Indeed, among Jewish voters, a reporter has to search far and wide to find vocal Sanders supporters. At one point, the leading Democratic candidate in Florida was Mike Bloomberg, who pulled out of the race on March 4 and soon threw his support and patronage to Biden.
Older voters also turn out in much higher numbers than do younger voters, who are the bedrock of Bernie’s support.
But older Americans and people with compromised immune systems are at the highest risk for getting dangerously ill if they catch the coronavirus, and that means many who might have come to their polling places today are staying home.
Inside my voting place, I presented my Florida license and spotted the box of disposable gloves on the desk. “You can take a pair if you want,” a poll worker named Michael Galvin told me. I decided to glove my right, voting hand (who knows where the pen attached to that voting booth has been?) but leave the other one as is. It seemed a fitting symbol of the political schizophrenia afflicting Florida’s leaders at the moment.
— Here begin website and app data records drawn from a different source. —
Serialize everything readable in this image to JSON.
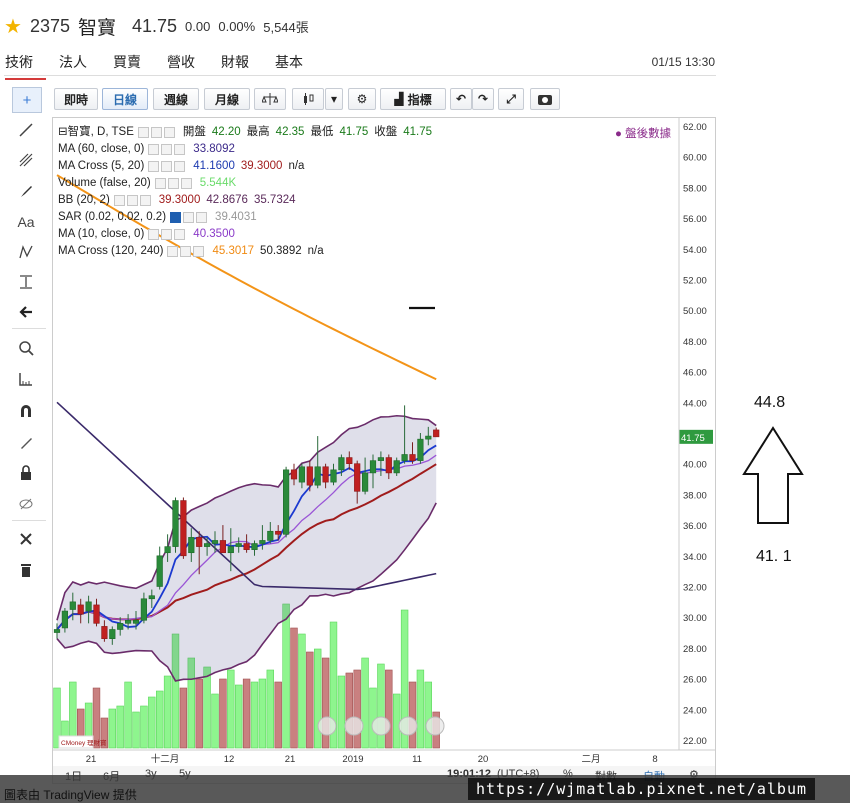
{
  "header": {
    "code": "2375",
    "name": "智寶",
    "price": "41.75",
    "change": "0.00",
    "change_pct": "0.00%",
    "volume": "5,544張"
  },
  "tabs": [
    "技術",
    "法人",
    "買賣",
    "營收",
    "財報",
    "基本"
  ],
  "datetime": "01/15 13:30",
  "toolbar": {
    "intraday": "即時",
    "daily": "日線",
    "weekly": "週線",
    "monthly": "月線",
    "indicators": "指標"
  },
  "legend": [
    {
      "label": "智寶, D, TSE",
      "values": [
        {
          "t": "開盤",
          "c": "#222"
        },
        {
          "t": "42.20",
          "c": "#1a7a1a"
        },
        {
          "t": "最高",
          "c": "#222"
        },
        {
          "t": "42.35",
          "c": "#1a7a1a"
        },
        {
          "t": "最低",
          "c": "#222"
        },
        {
          "t": "41.75",
          "c": "#1a7a1a"
        },
        {
          "t": "收盤",
          "c": "#222"
        },
        {
          "t": "41.75",
          "c": "#1a7a1a"
        }
      ]
    },
    {
      "label": "MA (60, close, 0)",
      "values": [
        {
          "t": "33.8092",
          "c": "#3c2a8a"
        }
      ]
    },
    {
      "label": "MA Cross (5, 20)",
      "values": [
        {
          "t": "41.1600",
          "c": "#1c3ab0"
        },
        {
          "t": "39.3000",
          "c": "#a01c1c"
        },
        {
          "t": "n/a",
          "c": "#222"
        }
      ]
    },
    {
      "label": "Volume (false, 20)",
      "values": [
        {
          "t": "5.544K",
          "c": "#6adb6a"
        }
      ]
    },
    {
      "label": "BB (20, 2)",
      "values": [
        {
          "t": "39.3000",
          "c": "#a01c1c"
        },
        {
          "t": "42.8676",
          "c": "#5a2a5a"
        },
        {
          "t": "35.7324",
          "c": "#5a2a5a"
        }
      ]
    },
    {
      "label": "SAR (0.02, 0.02, 0.2)",
      "values": [
        {
          "t": "39.4031",
          "c": "#999"
        }
      ]
    },
    {
      "label": "MA (10, close, 0)",
      "values": [
        {
          "t": "40.3500",
          "c": "#8a3ac8"
        }
      ]
    },
    {
      "label": "MA Cross (120, 240)",
      "values": [
        {
          "t": "45.3017",
          "c": "#f08a12"
        },
        {
          "t": "50.3892",
          "c": "#222"
        },
        {
          "t": "n/a",
          "c": "#222"
        }
      ]
    }
  ],
  "post_market": "盤後數據",
  "yaxis": [
    "62.00",
    "60.00",
    "58.00",
    "56.00",
    "54.00",
    "52.00",
    "50.00",
    "48.00",
    "46.00",
    "44.00",
    "42.00",
    "41.75",
    "40.00",
    "38.00",
    "36.00",
    "34.00",
    "32.00",
    "30.00",
    "28.00",
    "26.00",
    "24.00",
    "22.00"
  ],
  "xaxis": [
    "21",
    "十二月",
    "12",
    "21",
    "2019",
    "11",
    "20",
    "二月",
    "8"
  ],
  "footer": {
    "range1": "1日",
    "range2": "6月",
    "range3": "3y",
    "range4": "5y",
    "clock": "19:01:12",
    "tz": "(UTC+8)",
    "pct": "%",
    "log": "對數",
    "auto": "自動"
  },
  "brand": "CMoney 理財寶",
  "annotation": {
    "top": "44.8",
    "bottom": "41. 1"
  },
  "watermark": "https://wjmatlab.pixnet.net/album",
  "bottom_text": "圖表由 TradingView 提供",
  "chart_data": {
    "type": "candlestick",
    "ylim": [
      22,
      62
    ],
    "candles": [
      {
        "o": 29.0,
        "h": 29.6,
        "l": 28.6,
        "c": 29.2
      },
      {
        "o": 29.3,
        "h": 30.6,
        "l": 29.0,
        "c": 30.4
      },
      {
        "o": 30.5,
        "h": 31.6,
        "l": 29.8,
        "c": 31.0
      },
      {
        "o": 30.8,
        "h": 31.2,
        "l": 29.6,
        "c": 30.2
      },
      {
        "o": 30.4,
        "h": 31.4,
        "l": 29.6,
        "c": 31.0
      },
      {
        "o": 30.8,
        "h": 31.2,
        "l": 29.4,
        "c": 29.6
      },
      {
        "o": 29.4,
        "h": 29.8,
        "l": 28.4,
        "c": 28.6
      },
      {
        "o": 28.6,
        "h": 29.4,
        "l": 28.2,
        "c": 29.2
      },
      {
        "o": 29.2,
        "h": 30.0,
        "l": 28.8,
        "c": 29.6
      },
      {
        "o": 29.6,
        "h": 30.2,
        "l": 29.2,
        "c": 29.8
      },
      {
        "o": 29.6,
        "h": 30.4,
        "l": 29.2,
        "c": 29.8
      },
      {
        "o": 29.8,
        "h": 31.6,
        "l": 29.6,
        "c": 31.2
      },
      {
        "o": 31.2,
        "h": 31.8,
        "l": 30.6,
        "c": 31.4
      },
      {
        "o": 32.0,
        "h": 34.6,
        "l": 31.8,
        "c": 34.0
      },
      {
        "o": 34.2,
        "h": 35.4,
        "l": 33.6,
        "c": 34.6
      },
      {
        "o": 34.6,
        "h": 37.8,
        "l": 34.2,
        "c": 37.6
      },
      {
        "o": 37.6,
        "h": 37.8,
        "l": 33.8,
        "c": 34.0
      },
      {
        "o": 34.2,
        "h": 35.8,
        "l": 33.6,
        "c": 35.2
      },
      {
        "o": 35.2,
        "h": 35.6,
        "l": 32.8,
        "c": 34.6
      },
      {
        "o": 34.6,
        "h": 35.2,
        "l": 34.0,
        "c": 34.8
      },
      {
        "o": 34.8,
        "h": 35.6,
        "l": 34.2,
        "c": 35.0
      },
      {
        "o": 35.0,
        "h": 36.0,
        "l": 34.4,
        "c": 34.2
      },
      {
        "o": 34.2,
        "h": 35.8,
        "l": 33.0,
        "c": 34.6
      },
      {
        "o": 34.6,
        "h": 35.2,
        "l": 34.2,
        "c": 34.8
      },
      {
        "o": 34.8,
        "h": 35.4,
        "l": 34.2,
        "c": 34.4
      },
      {
        "o": 34.4,
        "h": 35.0,
        "l": 34.0,
        "c": 34.8
      },
      {
        "o": 34.8,
        "h": 36.0,
        "l": 34.4,
        "c": 35.0
      },
      {
        "o": 35.0,
        "h": 36.2,
        "l": 34.8,
        "c": 35.6
      },
      {
        "o": 35.6,
        "h": 36.0,
        "l": 35.0,
        "c": 35.4
      },
      {
        "o": 35.4,
        "h": 39.8,
        "l": 35.2,
        "c": 39.6
      },
      {
        "o": 39.6,
        "h": 40.0,
        "l": 38.6,
        "c": 39.0
      },
      {
        "o": 38.8,
        "h": 40.0,
        "l": 38.4,
        "c": 39.8
      },
      {
        "o": 39.8,
        "h": 40.2,
        "l": 38.2,
        "c": 38.6
      },
      {
        "o": 38.6,
        "h": 41.8,
        "l": 38.4,
        "c": 39.8
      },
      {
        "o": 39.8,
        "h": 40.0,
        "l": 38.4,
        "c": 38.8
      },
      {
        "o": 38.8,
        "h": 40.0,
        "l": 38.6,
        "c": 39.6
      },
      {
        "o": 39.6,
        "h": 40.6,
        "l": 39.2,
        "c": 40.4
      },
      {
        "o": 40.4,
        "h": 40.8,
        "l": 39.6,
        "c": 40.0
      },
      {
        "o": 40.0,
        "h": 40.2,
        "l": 37.4,
        "c": 38.2
      },
      {
        "o": 38.2,
        "h": 40.4,
        "l": 38.0,
        "c": 39.4
      },
      {
        "o": 39.4,
        "h": 40.6,
        "l": 38.4,
        "c": 40.2
      },
      {
        "o": 40.2,
        "h": 40.8,
        "l": 39.2,
        "c": 40.4
      },
      {
        "o": 40.4,
        "h": 40.6,
        "l": 39.0,
        "c": 39.4
      },
      {
        "o": 39.4,
        "h": 40.4,
        "l": 39.2,
        "c": 40.2
      },
      {
        "o": 40.2,
        "h": 43.8,
        "l": 40.0,
        "c": 40.6
      },
      {
        "o": 40.6,
        "h": 41.4,
        "l": 40.0,
        "c": 40.2
      },
      {
        "o": 40.2,
        "h": 42.0,
        "l": 40.0,
        "c": 41.6
      },
      {
        "o": 41.6,
        "h": 42.4,
        "l": 41.2,
        "c": 41.8
      },
      {
        "o": 42.2,
        "h": 42.35,
        "l": 41.75,
        "c": 41.75
      }
    ],
    "volumes": [
      20,
      9,
      22,
      13,
      15,
      20,
      10,
      13,
      14,
      22,
      12,
      14,
      17,
      19,
      24,
      38,
      20,
      30,
      23,
      27,
      18,
      23,
      26,
      21,
      23,
      22,
      23,
      26,
      22,
      48,
      40,
      38,
      32,
      33,
      30,
      42,
      24,
      25,
      26,
      30,
      20,
      28,
      26,
      18,
      46,
      22,
      26,
      22,
      12
    ]
  }
}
On the one hand, Gov. Ron DeSantis chose to go ahead with the primary whereas Ohio, a state with a smaller number of COVID-19 cases, postponed theirs at the last minute. On the other, DeSantis announced Tuesday that all universities in the state system would be online for the rest of the semester, there would be no commencement ceremonies, and that bars and nightclubs were about to be shuttered by 5 p.m. Tuesday — pouring icy cold water on already subdued plans for St. Patrick’s Day.
There has never been an election day like this in the memory of anyone alive today. America has been at war at different points over the last century and there were periods of turmoil during the Civil Right Movement, but it would be hard to find a time when choosing a candidate was truly a “vote at your own health risk” activity. One lawsuit filed Monday night by a coalition of racial justice organizations and five individual plaintiffs to force DeSantis to postpone the deadline for mail-in ballots due to the coronavirus, claiming that failure to do so violated their 14th Amendment right to equal protection. The pandemic’s upheaval was a cause of frustration for many people who otherwise would have voted but couldn’t, either because they were unable to travel, have compromised immunity or are in self-quarantine at home.
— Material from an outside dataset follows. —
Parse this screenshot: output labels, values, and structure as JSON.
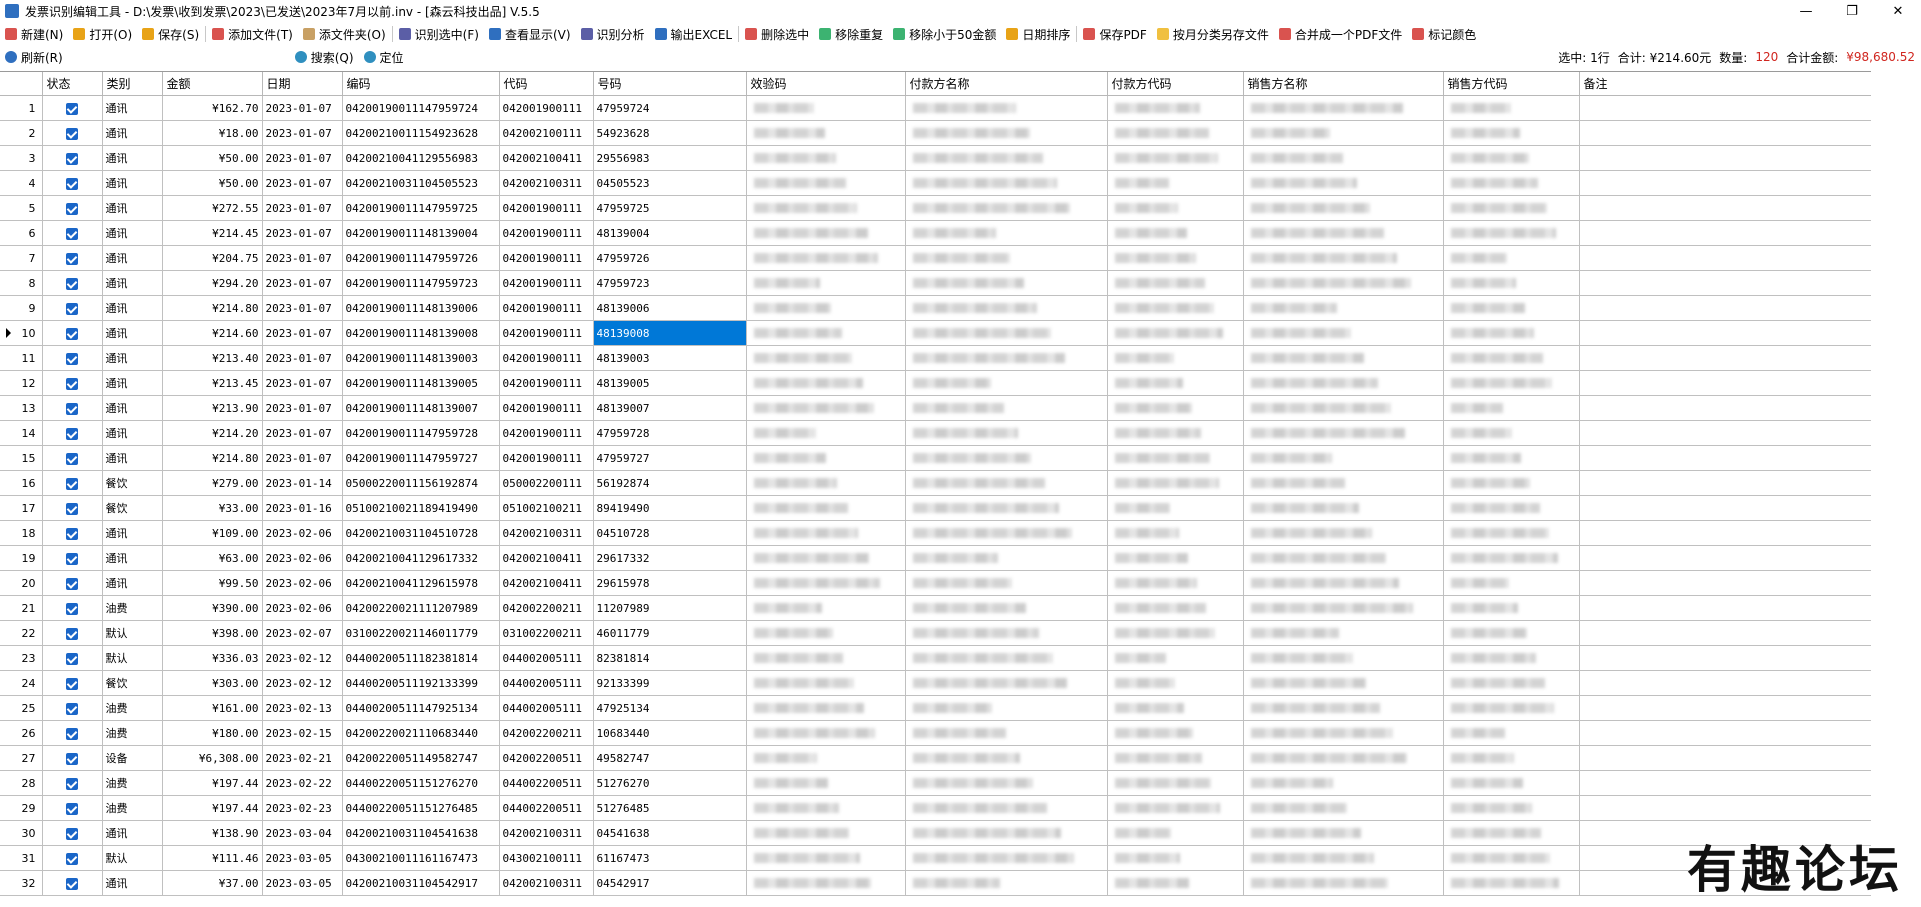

One of those is Steve Laskowitz, a Boca Raton resident who got off a cruise to the Caribbean last Saturday and had to go directly into 14-day quarantine, even though there are no known cases of COVID-19 from the ship he was on.
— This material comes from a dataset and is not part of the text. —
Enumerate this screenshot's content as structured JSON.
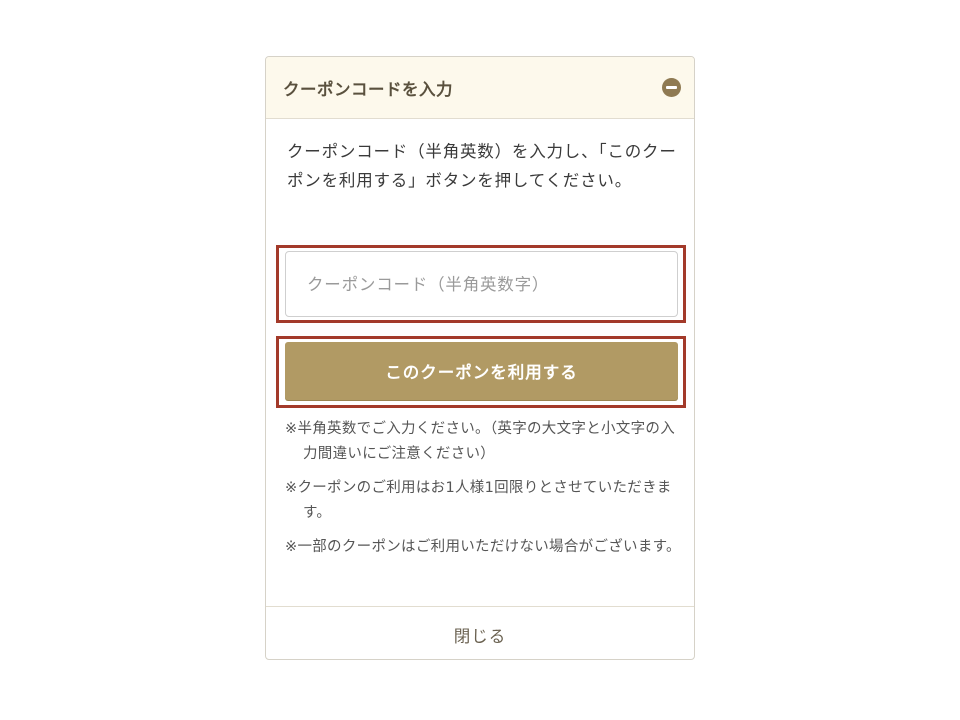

“I planned on voting today, but since I am potentially a carrier I will remain in isolation and root for Joe Biden instead. I plan on early voting from now on,” said Laskowitz, 72, a retired sales executive.
Had the vote been postponed – or at least extended for mail-ins – he would have been glad to make his voice heard. “That would have been nice, but I don’t think it would have made a significant difference.” Sanders reminds him, he says, of guys he knew in college decades ago: a little too radical for his tastes.
Younger Jews across Florida, however, especially college students and recent graduates, feel that the burgeoning health crisis points right to the man they were inspired by all along, which in some cases means, since high school: Bernie Sanders.
“Medicare for All is one of the most important issues for me,” said Sophie Rubin-Siegel, 22, a recent graduate of Florida Atlantic University who lives in Orlando and works for Genesis Global Recruiting.
“Lots of friends have health issues and are not insured, and with the coronavirus threatening us all, having healthcare is so important,” she said.
Rubin-Siegel, who graduated with a political science degree last May and was a leader of her College Democrats chapter, said that with so many postponements in voting nationwide and major metropolitan areas facing a virtual lockdown, Sanders’ candidacy still had a chance. “I think it’s going to be a very long race, and I think that the race could still go towards Bernie.”
His position on Israel doesn’t necessarily figure in the top issues that keep Jews in her generation up at night.
“I think everyone is a little scared of the future of health and he offers a solution, to which Jewish people and non-Jewish people can agree. And I think that is what will motivate voter turnout for him: that he offers a change from the norm.”